I’m not an Idyllwild resident. I live in L.A. My boyfriend works at Idyllwild Arts and we’ve been sheltering in place back and forth during the pandemic over the past few months.
I started reading your paper every week that I’m here and always look forward to spending a few quiet moments with it, reading the articles, learning about the town, completing the word search and crossword.
As I was reading the latest issue, I came upon the letter “How Black people have never really been able to breathe.” With Tiana Major9 blaring in my air pods I started reading, frankly expecting something different from what I read just based on where I am.
A paragraph in and I had to turn my music off. I was so enthralled by what I was reading. I read it all the way through, nodding along in agreement and letting out the sounds and words that were coming out almost like I was talking to the writer … “Mmhmm” and “EXACTLY” at one point. Then I finished and started it over and read it again.
At a BLM protest in L.A. a couple of months ago, we all knelt for eight minutes and 46 seconds (We actually did twice during the march down Sunset Boulevard).
Both times I felt sick. I noticed how badly it even hurt my knee to just kneel that long. And I couldn’t stop thinking that he just stayed there and let him die. I felt sick.
If no one else needed to hear that there was someone else that shared the same view about George Floyd’s murder, and so many others I can’t count, I needed it.
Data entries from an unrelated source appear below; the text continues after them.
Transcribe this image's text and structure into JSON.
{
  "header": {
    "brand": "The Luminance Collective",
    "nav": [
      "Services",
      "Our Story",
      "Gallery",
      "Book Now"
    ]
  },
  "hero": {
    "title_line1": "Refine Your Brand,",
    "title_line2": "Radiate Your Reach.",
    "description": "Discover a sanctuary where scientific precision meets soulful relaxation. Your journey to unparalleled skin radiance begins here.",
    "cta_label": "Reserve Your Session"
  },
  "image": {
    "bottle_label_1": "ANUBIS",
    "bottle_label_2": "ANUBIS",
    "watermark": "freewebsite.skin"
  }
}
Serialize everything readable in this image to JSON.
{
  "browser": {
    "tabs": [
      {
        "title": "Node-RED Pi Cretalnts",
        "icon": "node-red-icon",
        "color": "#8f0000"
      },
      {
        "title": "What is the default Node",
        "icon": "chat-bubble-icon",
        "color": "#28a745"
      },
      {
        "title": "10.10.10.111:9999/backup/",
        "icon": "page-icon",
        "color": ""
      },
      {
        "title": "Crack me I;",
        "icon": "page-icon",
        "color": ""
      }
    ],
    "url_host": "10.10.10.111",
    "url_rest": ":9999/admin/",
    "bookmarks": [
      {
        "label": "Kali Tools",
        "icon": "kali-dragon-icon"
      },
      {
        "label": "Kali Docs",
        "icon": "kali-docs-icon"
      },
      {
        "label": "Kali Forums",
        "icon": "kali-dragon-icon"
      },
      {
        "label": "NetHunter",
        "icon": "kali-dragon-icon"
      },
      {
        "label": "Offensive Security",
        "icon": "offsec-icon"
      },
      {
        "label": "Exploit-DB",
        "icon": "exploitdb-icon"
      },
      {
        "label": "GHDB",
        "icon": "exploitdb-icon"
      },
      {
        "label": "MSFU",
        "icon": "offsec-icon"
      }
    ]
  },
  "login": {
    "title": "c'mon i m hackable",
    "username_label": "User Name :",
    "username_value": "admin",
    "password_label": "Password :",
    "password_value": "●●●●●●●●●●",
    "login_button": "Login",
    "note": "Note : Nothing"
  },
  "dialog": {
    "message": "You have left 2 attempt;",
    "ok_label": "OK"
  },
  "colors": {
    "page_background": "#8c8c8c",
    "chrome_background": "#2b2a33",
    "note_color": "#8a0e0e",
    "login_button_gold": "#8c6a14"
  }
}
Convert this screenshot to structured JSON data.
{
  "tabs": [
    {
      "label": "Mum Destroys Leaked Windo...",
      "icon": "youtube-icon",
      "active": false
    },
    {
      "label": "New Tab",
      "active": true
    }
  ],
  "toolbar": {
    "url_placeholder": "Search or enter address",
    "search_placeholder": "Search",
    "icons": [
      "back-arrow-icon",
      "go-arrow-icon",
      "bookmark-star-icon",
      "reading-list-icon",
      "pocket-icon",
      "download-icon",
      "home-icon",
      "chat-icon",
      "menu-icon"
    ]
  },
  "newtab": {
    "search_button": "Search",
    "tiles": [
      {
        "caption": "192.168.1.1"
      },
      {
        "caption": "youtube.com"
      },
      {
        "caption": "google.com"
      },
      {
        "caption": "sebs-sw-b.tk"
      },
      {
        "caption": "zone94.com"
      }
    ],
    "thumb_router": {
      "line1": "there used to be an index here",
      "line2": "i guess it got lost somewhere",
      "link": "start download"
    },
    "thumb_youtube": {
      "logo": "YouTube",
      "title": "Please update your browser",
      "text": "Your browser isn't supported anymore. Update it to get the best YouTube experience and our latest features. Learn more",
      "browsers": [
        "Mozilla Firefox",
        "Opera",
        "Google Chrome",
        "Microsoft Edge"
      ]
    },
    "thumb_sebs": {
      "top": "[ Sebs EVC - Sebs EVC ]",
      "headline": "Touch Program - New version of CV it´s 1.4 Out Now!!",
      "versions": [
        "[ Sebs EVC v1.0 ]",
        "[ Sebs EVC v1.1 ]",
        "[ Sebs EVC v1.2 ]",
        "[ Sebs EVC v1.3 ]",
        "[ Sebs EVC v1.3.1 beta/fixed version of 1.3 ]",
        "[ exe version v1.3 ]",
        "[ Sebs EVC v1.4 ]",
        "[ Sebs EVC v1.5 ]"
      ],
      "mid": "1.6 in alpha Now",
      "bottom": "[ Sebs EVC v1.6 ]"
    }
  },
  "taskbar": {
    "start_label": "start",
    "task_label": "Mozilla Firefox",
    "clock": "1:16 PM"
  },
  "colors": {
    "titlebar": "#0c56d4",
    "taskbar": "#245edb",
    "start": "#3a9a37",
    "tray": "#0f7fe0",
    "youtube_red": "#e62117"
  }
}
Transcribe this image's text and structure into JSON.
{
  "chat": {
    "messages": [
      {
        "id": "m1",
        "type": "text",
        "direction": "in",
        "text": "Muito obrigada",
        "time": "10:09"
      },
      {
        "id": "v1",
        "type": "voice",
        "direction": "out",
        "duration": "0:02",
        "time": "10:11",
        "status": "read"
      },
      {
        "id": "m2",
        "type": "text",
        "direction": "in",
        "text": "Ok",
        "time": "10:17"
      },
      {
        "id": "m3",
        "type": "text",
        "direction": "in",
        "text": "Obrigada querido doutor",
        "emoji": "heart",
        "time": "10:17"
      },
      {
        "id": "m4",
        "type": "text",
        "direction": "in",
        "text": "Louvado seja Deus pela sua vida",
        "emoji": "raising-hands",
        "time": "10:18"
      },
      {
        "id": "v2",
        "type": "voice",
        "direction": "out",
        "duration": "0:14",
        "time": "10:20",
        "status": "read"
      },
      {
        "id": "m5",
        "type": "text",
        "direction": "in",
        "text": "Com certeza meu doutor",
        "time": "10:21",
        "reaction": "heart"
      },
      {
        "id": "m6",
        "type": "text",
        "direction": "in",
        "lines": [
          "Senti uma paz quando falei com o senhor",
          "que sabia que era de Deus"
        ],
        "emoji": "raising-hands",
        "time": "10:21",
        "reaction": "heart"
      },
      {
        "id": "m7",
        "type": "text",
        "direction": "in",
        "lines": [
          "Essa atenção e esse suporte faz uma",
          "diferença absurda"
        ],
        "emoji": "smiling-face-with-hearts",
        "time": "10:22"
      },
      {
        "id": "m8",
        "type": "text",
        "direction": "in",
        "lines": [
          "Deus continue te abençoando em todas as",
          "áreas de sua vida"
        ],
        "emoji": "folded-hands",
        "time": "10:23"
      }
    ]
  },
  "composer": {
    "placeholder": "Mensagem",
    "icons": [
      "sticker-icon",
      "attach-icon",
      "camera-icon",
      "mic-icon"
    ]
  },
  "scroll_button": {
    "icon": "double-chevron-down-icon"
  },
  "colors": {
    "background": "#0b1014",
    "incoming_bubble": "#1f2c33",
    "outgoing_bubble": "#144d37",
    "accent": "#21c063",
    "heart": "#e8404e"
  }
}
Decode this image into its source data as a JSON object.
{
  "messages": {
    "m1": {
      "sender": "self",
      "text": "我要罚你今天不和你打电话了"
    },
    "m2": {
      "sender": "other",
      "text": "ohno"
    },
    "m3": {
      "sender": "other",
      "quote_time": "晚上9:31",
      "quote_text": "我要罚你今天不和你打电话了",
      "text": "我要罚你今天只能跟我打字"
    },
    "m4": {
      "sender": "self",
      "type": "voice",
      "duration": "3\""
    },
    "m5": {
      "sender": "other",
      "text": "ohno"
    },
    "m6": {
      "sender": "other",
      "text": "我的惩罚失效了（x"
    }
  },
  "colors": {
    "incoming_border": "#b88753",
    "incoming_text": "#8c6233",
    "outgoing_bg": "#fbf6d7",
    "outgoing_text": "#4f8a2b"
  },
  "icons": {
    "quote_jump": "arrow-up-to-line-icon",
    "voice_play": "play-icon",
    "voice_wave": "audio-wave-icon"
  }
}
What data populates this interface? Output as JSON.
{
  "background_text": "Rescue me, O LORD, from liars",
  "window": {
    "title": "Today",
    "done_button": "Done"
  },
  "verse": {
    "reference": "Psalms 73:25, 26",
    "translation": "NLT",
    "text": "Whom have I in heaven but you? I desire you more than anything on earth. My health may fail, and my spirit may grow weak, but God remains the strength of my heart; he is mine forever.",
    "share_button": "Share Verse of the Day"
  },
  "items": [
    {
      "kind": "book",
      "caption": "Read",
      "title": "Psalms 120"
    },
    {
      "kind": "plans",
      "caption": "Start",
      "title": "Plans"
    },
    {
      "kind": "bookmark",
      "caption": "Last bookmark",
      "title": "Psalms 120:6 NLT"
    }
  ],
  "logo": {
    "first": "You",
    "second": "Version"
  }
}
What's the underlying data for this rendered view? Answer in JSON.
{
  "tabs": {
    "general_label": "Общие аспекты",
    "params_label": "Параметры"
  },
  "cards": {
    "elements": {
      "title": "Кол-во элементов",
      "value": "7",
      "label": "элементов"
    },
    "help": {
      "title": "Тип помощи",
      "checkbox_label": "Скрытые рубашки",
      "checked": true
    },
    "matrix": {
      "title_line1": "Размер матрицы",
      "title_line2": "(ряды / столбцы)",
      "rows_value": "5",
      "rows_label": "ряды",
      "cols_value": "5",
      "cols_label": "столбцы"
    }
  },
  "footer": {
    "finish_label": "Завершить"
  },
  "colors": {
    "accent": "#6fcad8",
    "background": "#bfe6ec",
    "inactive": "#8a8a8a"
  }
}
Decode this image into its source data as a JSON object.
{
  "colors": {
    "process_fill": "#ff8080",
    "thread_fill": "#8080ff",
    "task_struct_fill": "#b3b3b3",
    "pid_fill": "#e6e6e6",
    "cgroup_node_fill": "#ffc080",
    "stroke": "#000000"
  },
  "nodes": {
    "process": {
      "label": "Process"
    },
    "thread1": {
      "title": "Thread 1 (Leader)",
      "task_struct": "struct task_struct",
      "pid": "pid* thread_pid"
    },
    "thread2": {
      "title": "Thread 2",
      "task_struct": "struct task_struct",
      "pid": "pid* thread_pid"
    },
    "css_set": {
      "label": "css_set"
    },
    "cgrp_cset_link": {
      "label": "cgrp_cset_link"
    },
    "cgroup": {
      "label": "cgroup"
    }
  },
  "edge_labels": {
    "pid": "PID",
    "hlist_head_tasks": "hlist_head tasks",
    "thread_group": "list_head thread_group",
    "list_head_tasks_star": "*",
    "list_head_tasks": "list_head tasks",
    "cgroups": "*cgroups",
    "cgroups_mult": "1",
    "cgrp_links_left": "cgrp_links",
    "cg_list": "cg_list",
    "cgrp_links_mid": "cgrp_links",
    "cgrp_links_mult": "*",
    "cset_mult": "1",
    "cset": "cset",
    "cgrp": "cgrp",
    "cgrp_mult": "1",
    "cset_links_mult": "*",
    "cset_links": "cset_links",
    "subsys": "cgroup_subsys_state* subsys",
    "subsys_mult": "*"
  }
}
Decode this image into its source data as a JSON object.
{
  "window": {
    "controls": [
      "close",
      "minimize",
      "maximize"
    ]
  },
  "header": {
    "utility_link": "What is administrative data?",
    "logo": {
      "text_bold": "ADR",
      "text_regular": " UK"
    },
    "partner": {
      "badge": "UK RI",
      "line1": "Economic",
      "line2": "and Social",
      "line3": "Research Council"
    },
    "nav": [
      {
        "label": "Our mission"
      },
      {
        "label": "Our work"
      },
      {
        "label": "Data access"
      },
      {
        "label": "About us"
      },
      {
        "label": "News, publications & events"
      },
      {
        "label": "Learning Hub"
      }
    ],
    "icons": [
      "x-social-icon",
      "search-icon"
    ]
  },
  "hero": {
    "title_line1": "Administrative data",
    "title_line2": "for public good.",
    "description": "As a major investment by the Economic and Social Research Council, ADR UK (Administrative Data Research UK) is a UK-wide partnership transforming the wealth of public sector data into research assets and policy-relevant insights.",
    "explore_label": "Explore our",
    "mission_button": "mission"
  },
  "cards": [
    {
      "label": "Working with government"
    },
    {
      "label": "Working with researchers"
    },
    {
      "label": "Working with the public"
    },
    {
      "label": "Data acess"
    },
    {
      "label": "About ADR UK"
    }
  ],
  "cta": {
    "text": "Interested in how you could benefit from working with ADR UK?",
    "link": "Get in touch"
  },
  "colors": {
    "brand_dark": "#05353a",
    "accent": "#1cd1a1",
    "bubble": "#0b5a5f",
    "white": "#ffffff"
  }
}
I’m from the South originally, moved to L.A. in 2005, so I’m used to people around me making racism a political issue. And it isn’t. Yes, political views often shed light on the racist among us but it isn’t political, or at least, it shouldn’t be.
I echo your voice of outrage. Because at the end of the day, George was murdered. And his life was important. His life mattered. I don’t want to forget, more than anything, that he mattered and he was murdered by a white police officer. A police officer who was hired, like all of them, to PROTECT the community.